START INFORMATION PROVIDED
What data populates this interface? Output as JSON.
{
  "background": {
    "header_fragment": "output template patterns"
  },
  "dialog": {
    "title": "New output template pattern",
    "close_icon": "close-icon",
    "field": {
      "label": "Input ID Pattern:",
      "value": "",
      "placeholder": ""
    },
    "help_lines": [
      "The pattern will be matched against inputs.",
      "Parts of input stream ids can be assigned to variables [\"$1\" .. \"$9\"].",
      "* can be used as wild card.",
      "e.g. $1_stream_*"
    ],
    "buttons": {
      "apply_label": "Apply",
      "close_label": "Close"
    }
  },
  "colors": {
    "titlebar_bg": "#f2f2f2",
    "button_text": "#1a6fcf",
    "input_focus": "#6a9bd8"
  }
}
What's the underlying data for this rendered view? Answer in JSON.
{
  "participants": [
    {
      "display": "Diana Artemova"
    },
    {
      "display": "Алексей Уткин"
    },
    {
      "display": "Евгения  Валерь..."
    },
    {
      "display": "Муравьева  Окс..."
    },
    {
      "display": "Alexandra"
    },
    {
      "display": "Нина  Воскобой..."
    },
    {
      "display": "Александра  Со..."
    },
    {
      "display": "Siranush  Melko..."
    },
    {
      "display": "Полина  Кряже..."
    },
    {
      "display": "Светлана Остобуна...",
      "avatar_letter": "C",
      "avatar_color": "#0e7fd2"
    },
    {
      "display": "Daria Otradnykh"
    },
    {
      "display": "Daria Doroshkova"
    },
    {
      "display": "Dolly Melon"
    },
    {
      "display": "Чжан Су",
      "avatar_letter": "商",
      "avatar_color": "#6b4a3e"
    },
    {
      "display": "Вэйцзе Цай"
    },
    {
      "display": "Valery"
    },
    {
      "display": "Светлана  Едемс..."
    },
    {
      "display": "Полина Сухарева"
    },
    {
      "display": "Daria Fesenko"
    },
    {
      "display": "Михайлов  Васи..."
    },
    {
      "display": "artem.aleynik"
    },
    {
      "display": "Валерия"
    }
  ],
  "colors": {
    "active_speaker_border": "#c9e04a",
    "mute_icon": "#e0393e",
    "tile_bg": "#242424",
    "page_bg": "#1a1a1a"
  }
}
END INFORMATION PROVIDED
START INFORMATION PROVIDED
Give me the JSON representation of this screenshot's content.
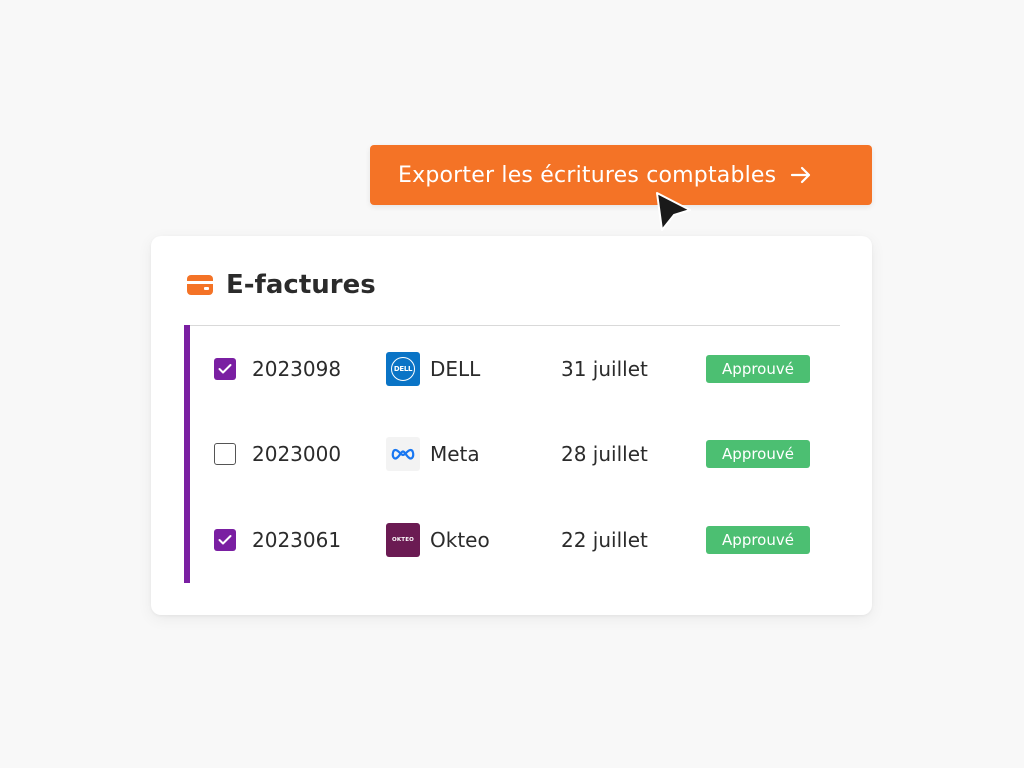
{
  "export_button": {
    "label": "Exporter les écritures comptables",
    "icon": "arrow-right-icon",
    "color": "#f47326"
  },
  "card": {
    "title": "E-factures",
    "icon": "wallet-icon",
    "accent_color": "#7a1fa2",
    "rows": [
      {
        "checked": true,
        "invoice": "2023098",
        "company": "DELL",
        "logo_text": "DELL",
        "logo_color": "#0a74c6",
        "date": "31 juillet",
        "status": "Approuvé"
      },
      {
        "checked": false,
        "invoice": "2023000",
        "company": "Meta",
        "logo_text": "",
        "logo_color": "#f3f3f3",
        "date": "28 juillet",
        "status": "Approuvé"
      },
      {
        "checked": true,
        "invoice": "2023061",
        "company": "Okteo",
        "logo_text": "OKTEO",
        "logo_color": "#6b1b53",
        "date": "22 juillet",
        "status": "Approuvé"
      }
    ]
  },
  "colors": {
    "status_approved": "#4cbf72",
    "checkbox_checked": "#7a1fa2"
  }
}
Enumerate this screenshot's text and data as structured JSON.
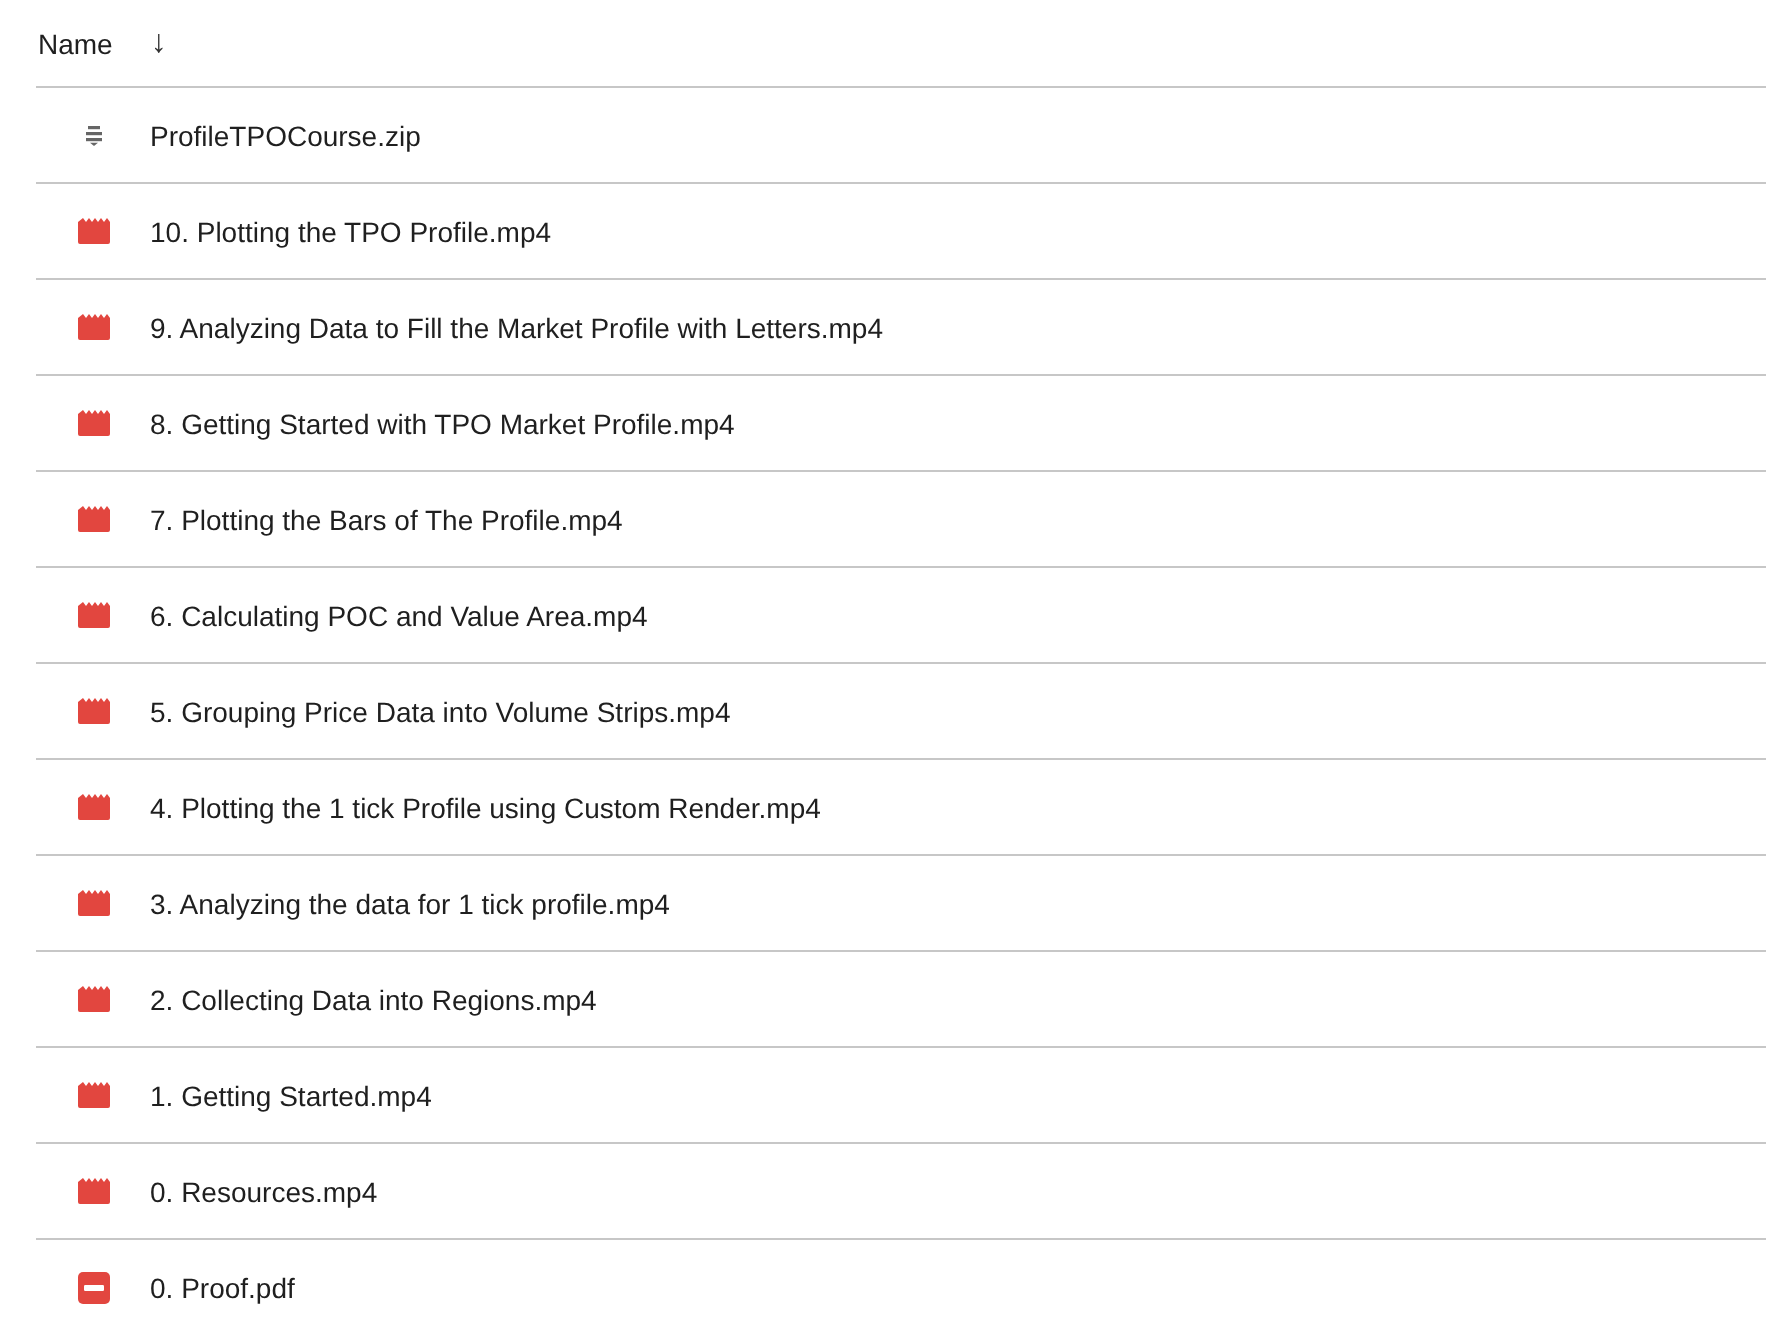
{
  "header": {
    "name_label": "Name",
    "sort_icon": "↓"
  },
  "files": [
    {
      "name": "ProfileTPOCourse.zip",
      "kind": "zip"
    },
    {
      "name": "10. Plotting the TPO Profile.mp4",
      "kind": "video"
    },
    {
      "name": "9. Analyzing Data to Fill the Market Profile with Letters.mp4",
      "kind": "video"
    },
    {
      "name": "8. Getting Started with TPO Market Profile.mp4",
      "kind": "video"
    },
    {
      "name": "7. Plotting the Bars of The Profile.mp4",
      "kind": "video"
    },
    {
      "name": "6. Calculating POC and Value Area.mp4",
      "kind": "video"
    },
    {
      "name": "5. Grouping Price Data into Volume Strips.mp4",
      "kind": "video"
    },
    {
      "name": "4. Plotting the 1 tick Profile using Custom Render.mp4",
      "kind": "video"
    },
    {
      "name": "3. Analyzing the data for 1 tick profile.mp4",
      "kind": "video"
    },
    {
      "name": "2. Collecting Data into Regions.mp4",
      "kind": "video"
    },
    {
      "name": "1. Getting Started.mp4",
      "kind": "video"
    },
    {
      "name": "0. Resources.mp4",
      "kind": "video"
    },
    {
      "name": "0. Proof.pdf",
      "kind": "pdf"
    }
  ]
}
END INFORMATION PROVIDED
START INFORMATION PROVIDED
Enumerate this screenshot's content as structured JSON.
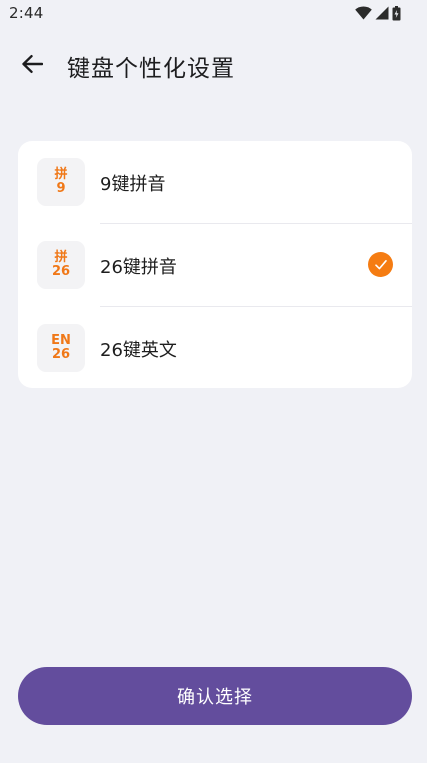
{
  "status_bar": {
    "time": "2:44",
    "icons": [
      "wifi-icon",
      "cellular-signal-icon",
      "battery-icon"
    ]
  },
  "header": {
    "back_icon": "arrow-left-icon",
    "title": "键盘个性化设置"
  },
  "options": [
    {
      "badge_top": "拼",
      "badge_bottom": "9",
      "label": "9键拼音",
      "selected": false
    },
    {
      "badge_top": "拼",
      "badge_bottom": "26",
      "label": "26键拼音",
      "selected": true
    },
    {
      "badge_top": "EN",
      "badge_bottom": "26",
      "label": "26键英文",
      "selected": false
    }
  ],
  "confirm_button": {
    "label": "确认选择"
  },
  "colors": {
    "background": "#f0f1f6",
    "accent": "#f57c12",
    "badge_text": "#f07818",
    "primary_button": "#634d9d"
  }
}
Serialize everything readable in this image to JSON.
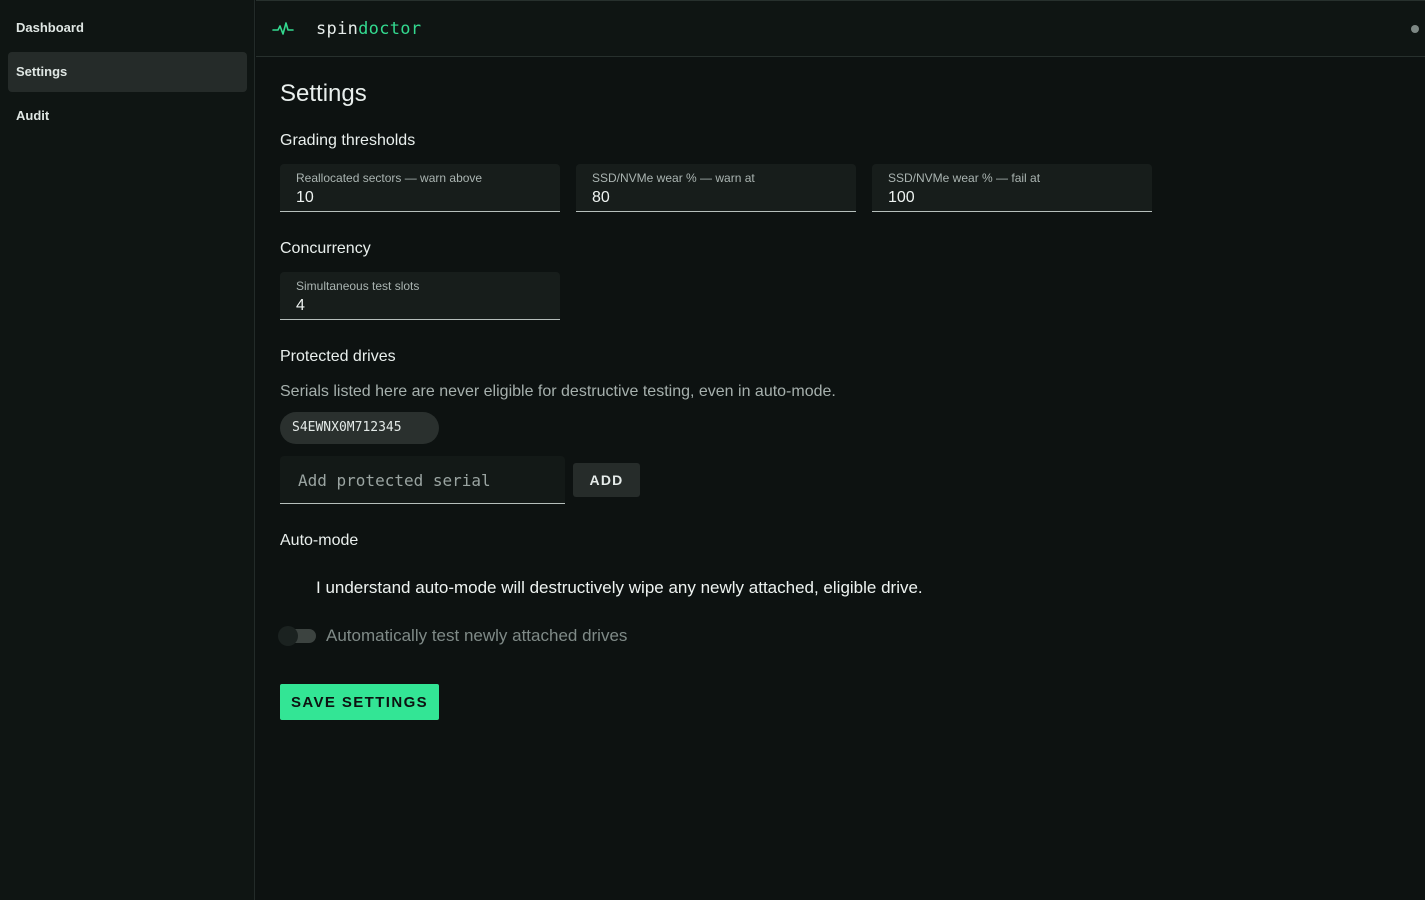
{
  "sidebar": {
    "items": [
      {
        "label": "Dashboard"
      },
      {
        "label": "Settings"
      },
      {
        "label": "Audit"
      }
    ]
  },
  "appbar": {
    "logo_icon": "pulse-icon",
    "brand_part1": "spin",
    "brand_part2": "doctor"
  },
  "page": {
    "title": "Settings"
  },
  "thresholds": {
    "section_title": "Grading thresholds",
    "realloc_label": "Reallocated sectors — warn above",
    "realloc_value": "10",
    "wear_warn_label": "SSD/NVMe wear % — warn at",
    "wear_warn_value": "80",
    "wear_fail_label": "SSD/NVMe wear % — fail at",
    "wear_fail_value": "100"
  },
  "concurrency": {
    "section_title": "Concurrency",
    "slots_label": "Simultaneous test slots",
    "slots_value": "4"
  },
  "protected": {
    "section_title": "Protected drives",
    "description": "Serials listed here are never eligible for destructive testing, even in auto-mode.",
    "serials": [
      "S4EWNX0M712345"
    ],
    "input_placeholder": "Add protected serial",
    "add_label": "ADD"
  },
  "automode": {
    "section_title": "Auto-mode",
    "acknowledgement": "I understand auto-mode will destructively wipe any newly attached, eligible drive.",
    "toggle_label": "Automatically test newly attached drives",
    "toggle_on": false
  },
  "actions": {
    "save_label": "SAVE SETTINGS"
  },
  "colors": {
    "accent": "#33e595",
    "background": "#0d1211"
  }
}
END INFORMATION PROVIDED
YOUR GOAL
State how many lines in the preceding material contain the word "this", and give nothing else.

PROBLEM SOLUTION
6